You’ve been entrusted with a super-secret mission. Our mission’s code name is: Operation “Titanic” and the success of D-Day depends on it...
Part of the Family Mission series created during the UK lockdown in Spring 2020. CBBC Presenter Ben Shires delivers your mission briefing.
[Onscreen text] Family Mission: Parachute Jump
Preparations for D-Day
Codename: “Operation Titanic”
Greetings recruits! It's Colonel Shires here and you have been entrusted with a super-secret mission. The mission’s name is Operation Titanic and quite simply the success of D-Day depends on it. You're charged with deceiving the enemy and tricking them into believing that D-Day will take place in a completely different location.
But how will we do that I hear you ask? Well, it's quite simple. We use fake tanks and fake parachutes! Yes, your mission is to create these dummy parachutes for the RAF drop that's taking place tonight. Time is very much of the essence. Sorry, what was that? D-Day took place 76 years ago... Really? Oh well... there you have it.
Okay so I may have got the wrong year, but fake tanks and parachutes really were used as a trick to deceive the occupying German army in June 1944. The mission was called Operation Titanic and it involved dropping around 500 dummy parachutes in different locations around France to deceive the occupying forces and to disguise the real D-Day landing drop zone in Normandy.
We need you to put this trick to the test in this week's IWM Family Mission. All you need is a bin bag, some stray scissors, Sellotape, a pen, a ruler and something like this a little toy – preferably with a quiff. The lovely folk at the Imperial War Museum have put all the instructions up on the website – just follow the link in this post. Good luck paratroopers! I've got a good feeling about this mission. Right, now it's time to go give it a test. Chocks away!

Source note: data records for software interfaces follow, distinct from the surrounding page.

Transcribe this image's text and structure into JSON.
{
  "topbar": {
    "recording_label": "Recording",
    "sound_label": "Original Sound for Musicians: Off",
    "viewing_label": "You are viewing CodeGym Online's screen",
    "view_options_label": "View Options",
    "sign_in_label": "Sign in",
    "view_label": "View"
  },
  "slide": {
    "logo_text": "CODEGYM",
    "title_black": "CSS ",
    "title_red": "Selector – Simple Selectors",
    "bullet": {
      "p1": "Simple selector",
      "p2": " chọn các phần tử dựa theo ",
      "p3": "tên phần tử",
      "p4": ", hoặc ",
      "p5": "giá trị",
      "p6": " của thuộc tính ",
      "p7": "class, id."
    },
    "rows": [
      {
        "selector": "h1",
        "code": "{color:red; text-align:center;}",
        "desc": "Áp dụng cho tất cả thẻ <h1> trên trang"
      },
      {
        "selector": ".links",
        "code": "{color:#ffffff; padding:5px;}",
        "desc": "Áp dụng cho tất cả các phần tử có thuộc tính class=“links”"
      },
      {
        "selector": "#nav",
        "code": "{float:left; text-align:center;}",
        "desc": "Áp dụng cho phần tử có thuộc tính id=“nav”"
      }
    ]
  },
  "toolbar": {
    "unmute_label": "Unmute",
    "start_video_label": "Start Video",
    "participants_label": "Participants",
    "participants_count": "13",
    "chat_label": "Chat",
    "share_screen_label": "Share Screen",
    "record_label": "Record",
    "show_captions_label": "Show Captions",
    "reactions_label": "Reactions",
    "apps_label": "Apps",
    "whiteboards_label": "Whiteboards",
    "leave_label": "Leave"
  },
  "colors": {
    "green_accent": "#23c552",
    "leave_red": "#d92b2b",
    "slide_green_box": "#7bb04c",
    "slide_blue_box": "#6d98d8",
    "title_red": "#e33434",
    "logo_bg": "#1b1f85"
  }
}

Now that Colonel Shires has relayed your Family Mission brief, you’ll find everything you need below, including your instructions to create your parachute dummy in order to bamboozle the enemy and contribute to the success of D-Day.

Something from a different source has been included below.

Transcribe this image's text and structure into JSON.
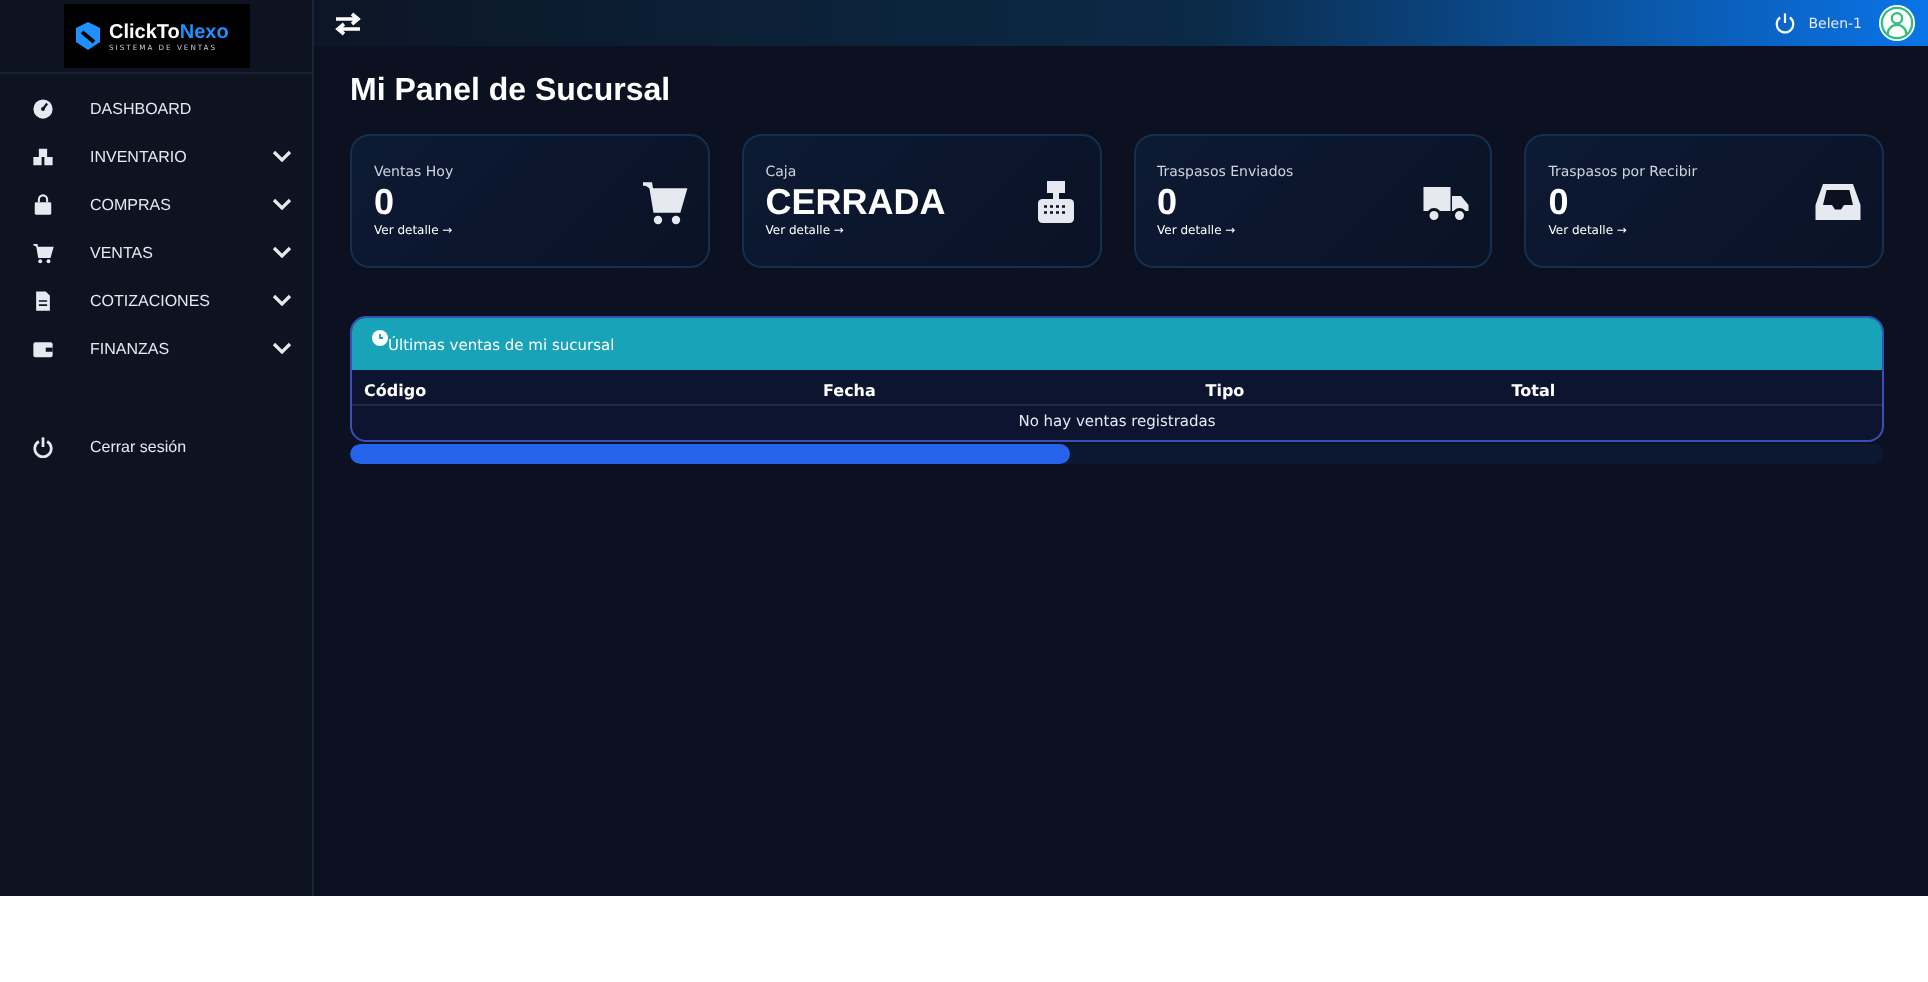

What you’ll need:
- A bin bag
- A pen
- A ruler
- A small plastic toy (i.e. an action figure or barbie)
1. Decide how big you want your parachute to be. Do you think that a Big, Medium or Small parachute will work the best for your chosen toy?
You’ll need to consider:
- The size and weight of your toy
- The height you’ll be dropping from
- The heavier your toy, or the higher up your toy will be parachuting, the bigger your parachute silk might need to be.
2. Draw out your parachute onto the bin bag using the following measurements based on your decision:
- Big – a square with all sides measuring 30cm.
- Medium – a square with all sides measuring 20cm
- Small- a square with all sides measuring 10cm
3. Cut out the square that you have drawn. This is now your parachute silk.
4. Cut 4 pieces of string each measuring 15cm.
5. Place one end of string on each corner of the parachute silk, and Sellotape down.
6. Bring all of the remaining 4 ends of string that aren’t attached the parachute silk together and wrap some Sellotape around the bottom.
7. Sellotape the end to your toy.
8. Now it’s ready for testing. Go top of your stairs, or climb on top of your bed or sofa and see if your parachute works by dropping it from a height.
Warning! Every paratrooper is responsible for making sure every other one is safe before a jump so ask an adult to help you.
Did you make the right decision?
Make another parachute in one of the other sizes to test if you made the right call on the first size parachute silk you chose.
Can you land on your target location?
Draw a target on a piece of paper and place it in your drop zone to see if you can get your toy to land on a marked location.
How long can your parachute stay in the air?
Grab a timer and time how long your parachute can stay in the air from the point that you let go
Did parachuting dummies really play a part in D-Day?
On the night of 5-6 June 1944, as part of Operation ‘Titanic’, the RAF dropped about 500 dummy parachutists over France, in places other than the real D-Day landing location in Normandy. The plan was to trick the occupying German defenders into believing that a large force had landed, drawing their troops away from the Normandy beaches.
They weren’t the only dummies!
Big inflatable dummy tanks like this one were also used to trick the German Army into thinking the Allies had more tanks than they actually did and they helped to disguise the true plans for the invasion of France, known as D-Day. The Allied deception strategy for D-Day was one of the most successful ever conceived and helped achieve the key element of surprise.